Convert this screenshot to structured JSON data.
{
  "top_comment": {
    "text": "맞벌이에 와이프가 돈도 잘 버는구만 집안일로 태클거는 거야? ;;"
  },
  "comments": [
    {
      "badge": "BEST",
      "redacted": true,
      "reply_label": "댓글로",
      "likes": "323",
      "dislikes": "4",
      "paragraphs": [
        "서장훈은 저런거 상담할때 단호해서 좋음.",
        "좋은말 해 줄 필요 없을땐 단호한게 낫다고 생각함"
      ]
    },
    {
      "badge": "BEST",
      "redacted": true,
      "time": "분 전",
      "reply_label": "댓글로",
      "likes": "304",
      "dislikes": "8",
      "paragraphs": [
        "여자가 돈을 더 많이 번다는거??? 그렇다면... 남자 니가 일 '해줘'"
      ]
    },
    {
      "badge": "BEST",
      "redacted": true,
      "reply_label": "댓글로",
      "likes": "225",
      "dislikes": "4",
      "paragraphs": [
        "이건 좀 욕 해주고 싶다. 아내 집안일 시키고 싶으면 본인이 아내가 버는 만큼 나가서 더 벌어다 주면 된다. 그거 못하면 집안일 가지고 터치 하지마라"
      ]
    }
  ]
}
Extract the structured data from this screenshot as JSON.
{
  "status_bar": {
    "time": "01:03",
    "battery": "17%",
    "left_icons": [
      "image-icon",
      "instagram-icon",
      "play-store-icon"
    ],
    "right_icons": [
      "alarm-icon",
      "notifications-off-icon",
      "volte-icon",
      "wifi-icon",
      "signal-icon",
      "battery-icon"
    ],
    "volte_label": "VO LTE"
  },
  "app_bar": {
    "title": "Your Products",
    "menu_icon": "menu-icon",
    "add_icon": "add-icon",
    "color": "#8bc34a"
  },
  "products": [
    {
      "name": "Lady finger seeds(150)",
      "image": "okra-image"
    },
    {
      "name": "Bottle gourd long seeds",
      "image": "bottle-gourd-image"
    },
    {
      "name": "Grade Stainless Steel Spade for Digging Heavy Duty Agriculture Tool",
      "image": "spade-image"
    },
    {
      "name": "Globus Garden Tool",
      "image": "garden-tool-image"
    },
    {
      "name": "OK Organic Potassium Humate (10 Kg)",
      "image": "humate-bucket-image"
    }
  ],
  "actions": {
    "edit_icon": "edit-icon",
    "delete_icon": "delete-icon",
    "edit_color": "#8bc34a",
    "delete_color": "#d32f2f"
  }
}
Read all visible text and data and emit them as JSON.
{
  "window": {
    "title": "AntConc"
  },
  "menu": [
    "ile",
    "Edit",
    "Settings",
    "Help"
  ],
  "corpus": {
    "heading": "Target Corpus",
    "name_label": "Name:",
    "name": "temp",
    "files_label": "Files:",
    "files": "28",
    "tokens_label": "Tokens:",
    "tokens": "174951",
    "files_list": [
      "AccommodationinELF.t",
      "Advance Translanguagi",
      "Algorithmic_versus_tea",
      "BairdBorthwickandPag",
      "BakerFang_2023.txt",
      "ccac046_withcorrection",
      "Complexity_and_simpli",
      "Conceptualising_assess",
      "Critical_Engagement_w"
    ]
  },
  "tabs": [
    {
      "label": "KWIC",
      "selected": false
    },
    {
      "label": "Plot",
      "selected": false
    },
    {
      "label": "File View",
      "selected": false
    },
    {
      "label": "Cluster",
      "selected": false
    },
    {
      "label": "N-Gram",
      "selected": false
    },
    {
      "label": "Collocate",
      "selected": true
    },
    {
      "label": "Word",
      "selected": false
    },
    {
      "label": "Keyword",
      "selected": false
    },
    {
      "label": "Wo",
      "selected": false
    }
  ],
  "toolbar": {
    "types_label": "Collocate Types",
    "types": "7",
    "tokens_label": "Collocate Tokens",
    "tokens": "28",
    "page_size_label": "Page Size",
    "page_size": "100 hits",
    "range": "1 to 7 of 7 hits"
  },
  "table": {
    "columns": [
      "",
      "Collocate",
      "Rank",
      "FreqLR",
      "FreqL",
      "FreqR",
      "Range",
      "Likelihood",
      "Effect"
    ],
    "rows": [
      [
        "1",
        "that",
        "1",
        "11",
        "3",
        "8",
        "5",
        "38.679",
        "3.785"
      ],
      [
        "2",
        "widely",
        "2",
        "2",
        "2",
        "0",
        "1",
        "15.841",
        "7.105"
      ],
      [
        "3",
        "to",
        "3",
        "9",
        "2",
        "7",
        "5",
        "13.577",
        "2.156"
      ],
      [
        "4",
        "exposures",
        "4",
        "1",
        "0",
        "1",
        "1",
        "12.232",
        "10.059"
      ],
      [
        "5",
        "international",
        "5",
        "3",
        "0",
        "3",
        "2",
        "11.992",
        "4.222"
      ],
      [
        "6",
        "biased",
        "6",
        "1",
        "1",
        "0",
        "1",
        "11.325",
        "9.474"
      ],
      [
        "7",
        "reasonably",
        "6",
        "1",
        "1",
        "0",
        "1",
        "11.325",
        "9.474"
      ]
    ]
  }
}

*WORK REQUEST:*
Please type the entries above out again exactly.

*RESULT OF THIS TASK:*
Convert this screenshot to structured JSON data.
{
  "top_comment": {
    "text": "맞벌이에 와이프가 돈도 잘 버는구만 집안일로 태클거는 거야? ;;"
  },
  "comments": [
    {
      "badge": "BEST",
      "redacted": true,
      "reply_label": "댓글로",
      "likes": "323",
      "dislikes": "4",
      "paragraphs": [
        "서장훈은 저런거 상담할때 단호해서 좋음.",
        "좋은말 해 줄 필요 없을땐 단호한게 낫다고 생각함"
      ]
    },
    {
      "badge": "BEST",
      "redacted": true,
      "time": "분 전",
      "reply_label": "댓글로",
      "likes": "304",
      "dislikes": "8",
      "paragraphs": [
        "여자가 돈을 더 많이 번다는거??? 그렇다면... 남자 니가 일 '해줘'"
      ]
    },
    {
      "badge": "BEST",
      "redacted": true,
      "reply_label": "댓글로",
      "likes": "225",
      "dislikes": "4",
      "paragraphs": [
        "이건 좀 욕 해주고 싶다. 아내 집안일 시키고 싶으면 본인이 아내가 버는 만큼 나가서 더 벌어다 주면 된다. 그거 못하면 집안일 가지고 터치 하지마라"
      ]
    }
  ]
}
Extract the structured data from this screenshot as JSON.
{
  "status_bar": {
    "time": "01:03",
    "battery": "17%",
    "left_icons": [
      "image-icon",
      "instagram-icon",
      "play-store-icon"
    ],
    "right_icons": [
      "alarm-icon",
      "notifications-off-icon",
      "volte-icon",
      "wifi-icon",
      "signal-icon",
      "battery-icon"
    ],
    "volte_label": "VO LTE"
  },
  "app_bar": {
    "title": "Your Products",
    "menu_icon": "menu-icon",
    "add_icon": "add-icon",
    "color": "#8bc34a"
  },
  "products": [
    {
      "name": "Lady finger seeds(150)",
      "image": "okra-image"
    },
    {
      "name": "Bottle gourd long seeds",
      "image": "bottle-gourd-image"
    },
    {
      "name": "Grade Stainless Steel Spade for Digging Heavy Duty Agriculture Tool",
      "image": "spade-image"
    },
    {
      "name": "Globus Garden Tool",
      "image": "garden-tool-image"
    },
    {
      "name": "OK Organic Potassium Humate (10 Kg)",
      "image": "humate-bucket-image"
    }
  ],
  "actions": {
    "edit_icon": "edit-icon",
    "delete_icon": "delete-icon",
    "edit_color": "#8bc34a",
    "delete_color": "#d32f2f"
  }
}
Read all visible text and data and emit them as JSON.
{
  "window": {
    "title": "AntConc"
  },
  "menu": [
    "ile",
    "Edit",
    "Settings",
    "Help"
  ],
  "corpus": {
    "heading": "Target Corpus",
    "name_label": "Name:",
    "name": "temp",
    "files_label": "Files:",
    "files": "28",
    "tokens_label": "Tokens:",
    "tokens": "174951",
    "files_list": [
      "AccommodationinELF.t",
      "Advance Translanguagi",
      "Algorithmic_versus_tea",
      "BairdBorthwickandPag",
      "BakerFang_2023.txt",
      "ccac046_withcorrection",
      "Complexity_and_simpli",
      "Conceptualising_assess",
      "Critical_Engagement_w"
    ]
  },
  "tabs": [
    {
      "label": "KWIC",
      "selected": false
    },
    {
      "label": "Plot",
      "selected": false
    },
    {
      "label": "File View",
      "selected": false
    },
    {
      "label": "Cluster",
      "selected": false
    },
    {
      "label": "N-Gram",
      "selected": false
    },
    {
      "label": "Collocate",
      "selected": true
    },
    {
      "label": "Word",
      "selected": false
    },
    {
      "label": "Keyword",
      "selected": false
    },
    {
      "label": "Wo",
      "selected": false
    }
  ],
  "toolbar": {
    "types_label": "Collocate Types",
    "types": "7",
    "tokens_label": "Collocate Tokens",
    "tokens": "28",
    "page_size_label": "Page Size",
    "page_size": "100 hits",
    "range": "1 to 7 of 7 hits"
  },
  "table": {
    "columns": [
      "",
      "Collocate",
      "Rank",
      "FreqLR",
      "FreqL",
      "FreqR",
      "Range",
      "Likelihood",
      "Effect"
    ],
    "rows": [
      [
        "1",
        "that",
        "1",
        "11",
        "3",
        "8",
        "5",
        "38.679",
        "3.785"
      ],
      [
        "2",
        "widely",
        "2",
        "2",
        "2",
        "0",
        "1",
        "15.841",
        "7.105"
      ],
      [
        "3",
        "to",
        "3",
        "9",
        "2",
        "7",
        "5",
        "13.577",
        "2.156"
      ],
      [
        "4",
        "exposures",
        "4",
        "1",
        "0",
        "1",
        "1",
        "12.232",
        "10.059"
      ],
      [
        "5",
        "international",
        "5",
        "3",
        "0",
        "3",
        "2",
        "11.992",
        "4.222"
      ],
      [
        "6",
        "biased",
        "6",
        "1",
        "1",
        "0",
        "1",
        "11.325",
        "9.474"
      ],
      [
        "7",
        "reasonably",
        "6",
        "1",
        "1",
        "0",
        "1",
        "11.325",
        "9.474"
      ]
    ]
  }
}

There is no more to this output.